Work to complete: Report every line of the records that contains the word "text".

:: Records for the task ::

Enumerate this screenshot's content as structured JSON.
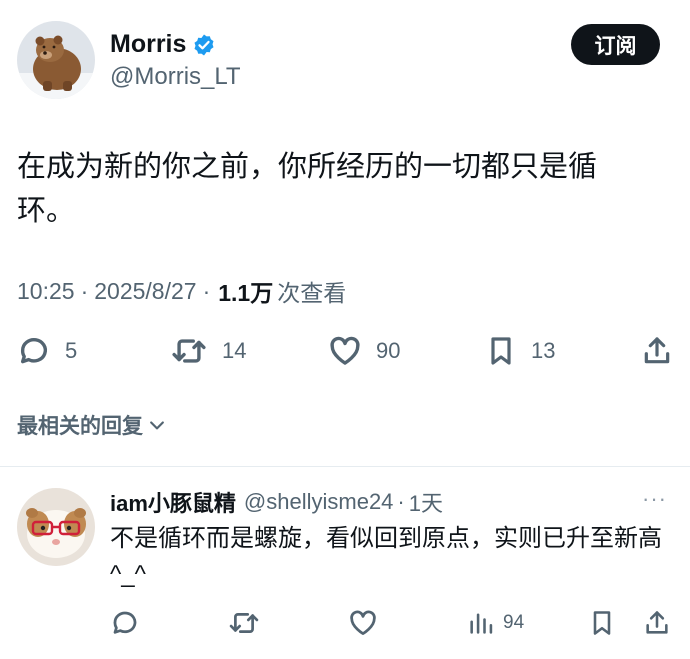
{
  "tweet": {
    "author_name": "Morris",
    "author_handle": "@Morris_LT",
    "subscribe_label": "订阅",
    "text": "在成为新的你之前，你所经历的一切都只是循环。",
    "time": "10:25",
    "date": "2025/8/27",
    "views": "1.1万",
    "views_label": "次查看",
    "separator": "·",
    "stats": {
      "replies": "5",
      "retweets": "14",
      "likes": "90",
      "bookmarks": "13"
    }
  },
  "replies_section": {
    "label": "最相关的回复"
  },
  "reply": {
    "author_name": "iam小豚鼠精",
    "author_handle": "@shellyisme24",
    "separator": "·",
    "age": "1天",
    "more": "···",
    "text": "不是循环而是螺旋，看似回到原点，实则已升至新高^_^",
    "stats": {
      "views": "94"
    }
  },
  "colors": {
    "text": "#0f1419",
    "secondary": "#536471",
    "verified": "#1d9bf0",
    "button_bg": "#0f1419"
  }
}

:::

Reply to the exercise:
    "text": "在成为新的你之前，你所经历的一切都只是循环。",
    "text": "不是循环而是螺旋，看似回到原点，实则已升至新高^_^",
    "text": "#0f1419",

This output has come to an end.